However that aside good leadership means dealing with second order issues quickly and efficiently and not allowing them to ferment and dominate the political discourse for days or weeks on end while matters that actually make a tangible difference to our living are allowed to take a back seat.

For the government, the country borders between the boundary of decency and ridiculousness a solution is needed, now.

This article was published on the People Weekend on September 26-27,2015

GES 2015
The Telescope


Former Safaricom CEO Michael Joseph once said that Kenyans have peculiar habits. And nowhere in Nairobi is our peculiarity more pronounced than on social media. The digital culture that has slowly but surely taken over most national conversations is vicious and astounding at the same time.

Using hash tags and blazing keyboards to ensure that Kenya is discussed fairly and with respect in the online market, Kenyans on Twitter better known as #KOT are a growing phenomenon born out of the social media boom in the pulsating Kenyan economy in an increasingly crowded online universe.

Media giant CNN found itself on the wrong side of #KOT last week when they called Kenya a hotbed of terror. #SomeoneTellCNN trended for a little over a day with Kenyans roasting CNN for the seemingly offensive tagline. To add to the action was the responsive hash tag #GESKenya2015 covering the successful sixth Global Entrepreneurship Summit (GES) that by extension holds a world of promise for the country’s unrelenting entrepreneurial spirit.

POTUS ‘s visit is a key moment in Kenya’s history to renew the right kind of international support for citizen-led development.

In the wake of this new maximum gain, Kenya has continually been highly regarded as a country on the move. Capable of building a firm, irreversible alignment to progress so as to achieve sustainable development that Kenya boasts of as a fast rising economy .

However the big question is: How does Kenya navigate towards further benefits to take on the world after GES? Does Kenya have what it takes to sustain its rapid growth? Can the country and its leadership steer towards modern economic structures that focus on technology driven markets and redefine our reliance on traditional commodity markets?

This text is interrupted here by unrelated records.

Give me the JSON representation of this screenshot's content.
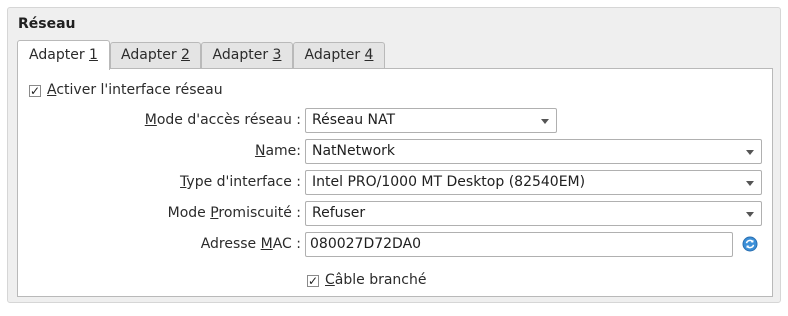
{
  "section": {
    "title": "Réseau"
  },
  "tabs": [
    {
      "label_pre": "Adapter ",
      "label_key": "1"
    },
    {
      "label_pre": "Adapter ",
      "label_key": "2"
    },
    {
      "label_pre": "Adapter ",
      "label_key": "3"
    },
    {
      "label_pre": "Adapter ",
      "label_key": "4"
    }
  ],
  "enable": {
    "label_key": "A",
    "label_rest": "ctiver l'interface réseau",
    "checked_glyph": "✓"
  },
  "attachment": {
    "label_key": "M",
    "label_rest": "ode d'accès réseau :",
    "value": "Réseau NAT"
  },
  "name": {
    "label_key": "N",
    "label_rest": "ame:",
    "value": "NatNetwork"
  },
  "adapter_type": {
    "label_key": "T",
    "label_rest": "ype d'interface :",
    "value": "Intel PRO/1000 MT Desktop (82540EM)"
  },
  "promiscuous": {
    "label_pre": "Mode ",
    "label_key": "P",
    "label_rest": "romiscuité :",
    "value": "Refuser"
  },
  "mac": {
    "label_pre": "Adresse ",
    "label_key": "M",
    "label_rest": "AC :",
    "value": "080027D72DA0"
  },
  "cable": {
    "label_key": "C",
    "label_rest": "âble branché",
    "checked_glyph": "✓"
  },
  "colors": {
    "refresh_icon": "#3b8fd8",
    "panel_border": "#b9b9b9"
  }
}
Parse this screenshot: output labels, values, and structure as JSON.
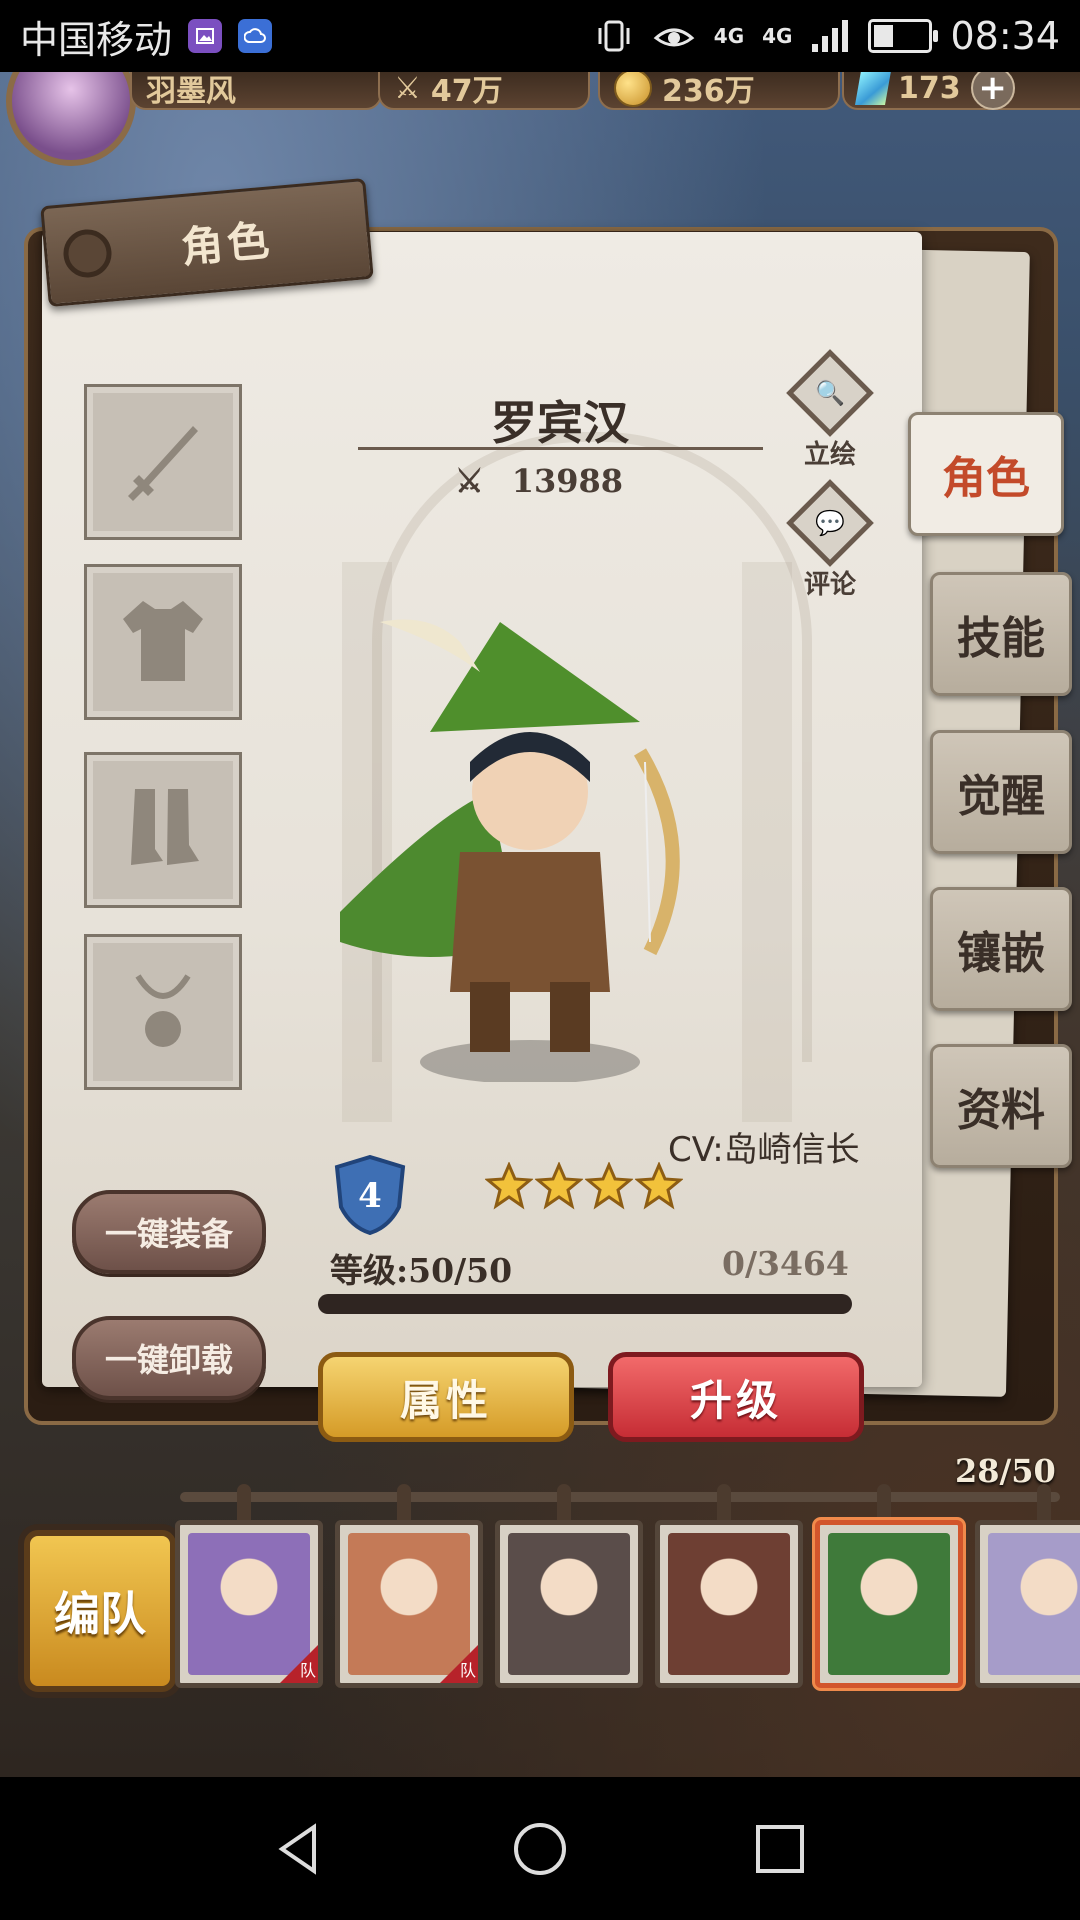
{
  "status_bar": {
    "carrier": "中国移动",
    "network_1": "4G",
    "network_2": "4G",
    "time": "08:34",
    "battery_percent": 35
  },
  "top_bar": {
    "player_name": "羽墨风",
    "stamina": "47万",
    "gold": "236万",
    "gems": "173",
    "plus": "+"
  },
  "panel": {
    "title": "角色",
    "character_name": "罗宾汉",
    "power": "13988",
    "portrait_label": "立绘",
    "comment_label": "评论",
    "cv": "CV:岛崎信长",
    "rank": "4",
    "stars": 4,
    "level": "等级:50/50",
    "exp": "0/3464",
    "exp_fraction": 0,
    "equip_all": "一键装备",
    "unequip_all": "一键卸载",
    "attributes": "属性",
    "upgrade": "升级"
  },
  "tabs": [
    {
      "label": "角色",
      "active": true
    },
    {
      "label": "技能",
      "active": false
    },
    {
      "label": "觉醒",
      "active": false
    },
    {
      "label": "镶嵌",
      "active": false
    },
    {
      "label": "资料",
      "active": false
    }
  ],
  "roster": {
    "count": "28/50",
    "team_button": "编队",
    "team_tag": "队",
    "cards": [
      {
        "name": "roster-card-1",
        "in_team": true,
        "selected": false,
        "color": "#8d6fb8"
      },
      {
        "name": "roster-card-2",
        "in_team": true,
        "selected": false,
        "color": "#c47a57"
      },
      {
        "name": "roster-card-3",
        "in_team": false,
        "selected": false,
        "color": "#5a4d4a"
      },
      {
        "name": "roster-card-4",
        "in_team": false,
        "selected": false,
        "color": "#6e3f33"
      },
      {
        "name": "roster-card-5",
        "in_team": false,
        "selected": true,
        "color": "#3f7a3a"
      },
      {
        "name": "roster-card-6",
        "in_team": false,
        "selected": false,
        "color": "#a69cc9"
      }
    ]
  },
  "colors": {
    "active_tab_text": "#c34a2a",
    "upgrade_button": "#c62d35",
    "attributes_button": "#d59b27"
  }
}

It’s no doubt that Kenya has the power to tap, greatly into its own innovative revolution that can place her on the world map; M-Pesa is one of those innovative ideas among many others being injected into the market.

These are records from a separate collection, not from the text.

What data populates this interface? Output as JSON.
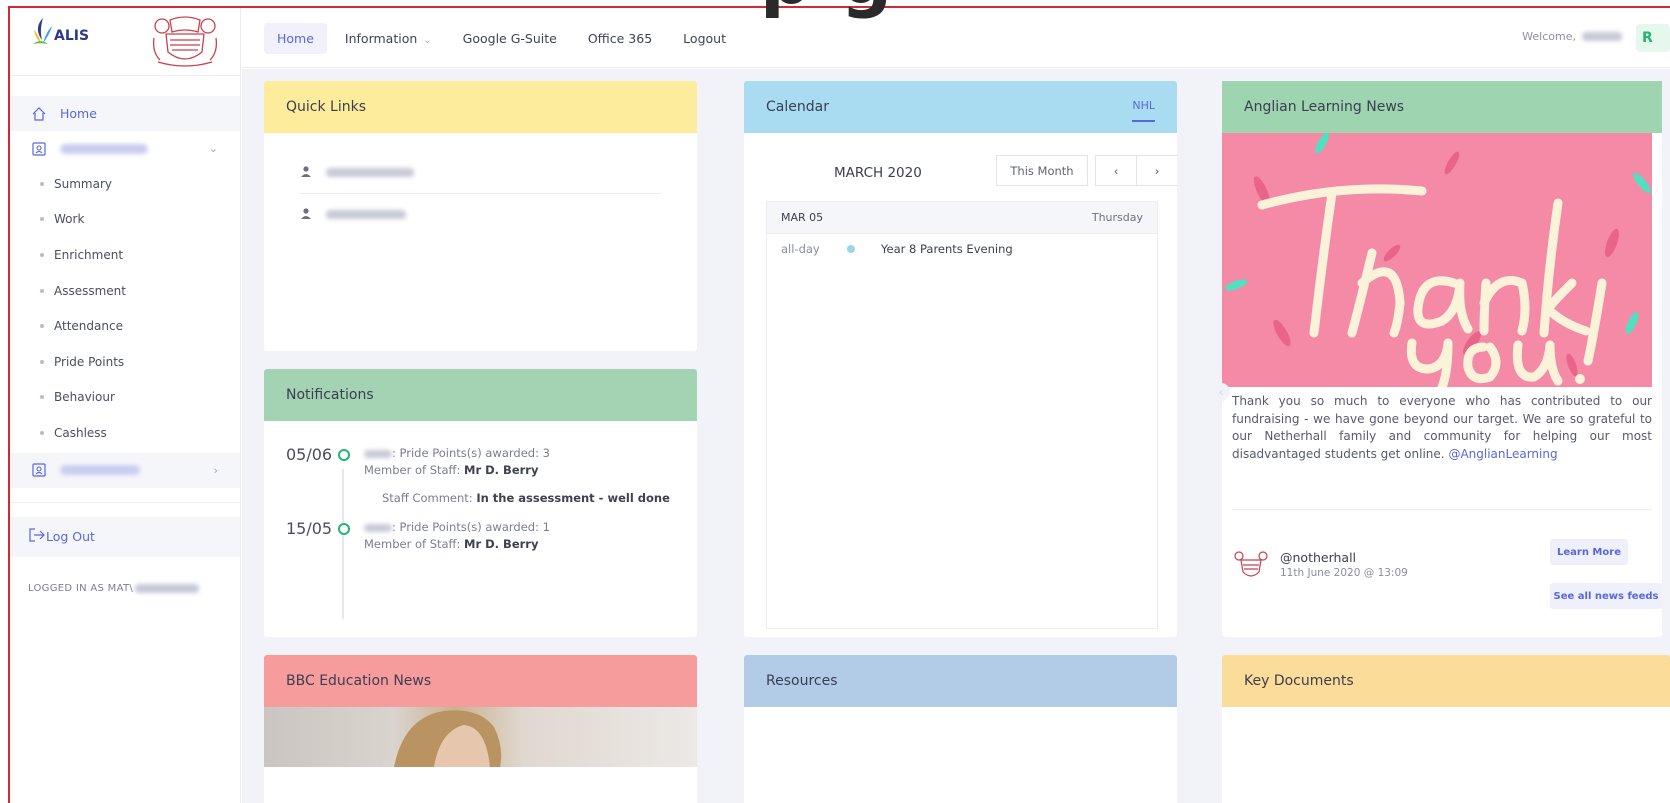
{
  "header_glyph": "p g",
  "brand": {
    "logo_text": "ALIS"
  },
  "topnav": {
    "items": [
      {
        "label": "Home",
        "active": true
      },
      {
        "label": "Information",
        "dropdown": true
      },
      {
        "label": "Google G-Suite"
      },
      {
        "label": "Office 365"
      },
      {
        "label": "Logout"
      }
    ],
    "welcome_label": "Welcome,",
    "avatar_initial": "R"
  },
  "sidebar": {
    "home_label": "Home",
    "sub_items": [
      "Summary",
      "Work",
      "Enrichment",
      "Assessment",
      "Attendance",
      "Pride Points",
      "Behaviour",
      "Cashless"
    ],
    "logout_label": "Log Out",
    "logged_in_label": "LOGGED IN AS MAT\\"
  },
  "quick_links": {
    "title": "Quick Links"
  },
  "notifications": {
    "title": "Notifications",
    "entries": [
      {
        "date": "05/06",
        "points_text": ": Pride Points(s) awarded: 3",
        "staff_label": "Member of Staff:",
        "staff_name": "Mr D. Berry",
        "comment_label": "Staff Comment:",
        "comment": "In the assessment - well done"
      },
      {
        "date": "15/05",
        "points_text": ": Pride Points(s) awarded: 1",
        "staff_label": "Member of Staff:",
        "staff_name": "Mr D. Berry"
      }
    ]
  },
  "calendar": {
    "title": "Calendar",
    "tab": "NHL",
    "month": "MARCH 2020",
    "this_month_label": "This Month",
    "prev_icon": "‹",
    "next_icon": "›",
    "day": {
      "date": "MAR 05",
      "weekday": "Thursday"
    },
    "events": [
      {
        "time": "all-day",
        "title": "Year 8 Parents Evening",
        "color": "#9fd3e6"
      }
    ]
  },
  "news": {
    "title": "Anglian Learning News",
    "image_text": [
      "Thank",
      "You!"
    ],
    "body": "Thank you so much to everyone who has contributed to our fundraising - we have gone beyond our target. We are so grateful to our Netherhall family and community for helping our most disadvantaged students get online.",
    "mention": "@AnglianLearning",
    "author_handle": "@notherhall",
    "author_date": "11th June 2020 @ 13:09",
    "learn_more_label": "Learn More",
    "see_all_label": "See all news feeds"
  },
  "bbc": {
    "title": "BBC Education News"
  },
  "resources": {
    "title": "Resources"
  },
  "key_documents": {
    "title": "Key Documents"
  },
  "colors": {
    "accent": "#5867dd",
    "quick_links_head": "#fdec9b",
    "calendar_head": "#a9dcf0",
    "news_head": "#9fd4b0",
    "notifications_head": "#a3d3b2",
    "bbc_head": "#f79c9c",
    "resources_head": "#b2cbe6",
    "key_docs_head": "#fbdc98",
    "frame": "#d12a35"
  }
}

Imposing opportunities that can be availed to our able youths and women also hold great potential to transform the entrepreneurship industry enormously. By incorporating women and youth the nation will steer towards a devolved connection throughout the country – from the government quarters to the grass root level so as to connect new technologies to diffuse executive powers while laying a much needed emphasis on the integrity of leaders and governance institutions taking centre stage.

Also, accountability efforts by civil societies and think tanks must be expanded dramatically. With an extra caution to avoid a repeat of past mistakes of lionizing specific leaders or regions as President of the United States Barack Obama’s warned so as its easier for Kenyans to hold dormant leaders to account.

POTUS ‘s visit is a key moment in Kenya’s history to renew the right kind of international support for citizen-led development. Start ups of initiatives that will boost vital sectors such as business, technology, health, education, agriculture among others are welcome .They will offer great potential to reinvigorate Kenya to reach its maximum potential to become a thriving Investment Hub.

However as Kenya looks forward to reap from the global summit an emerging challenge weighs on our part. To tap into our profound potential we require a long term policy focus and a redefined management strategy. Vision 2030 is not too far from our reach but as the evil hand of corruption continues to linger unchecked our country’s economic mission will remain disrupted.

This article was published on the People Weekend Newspaper 1-2, August 2015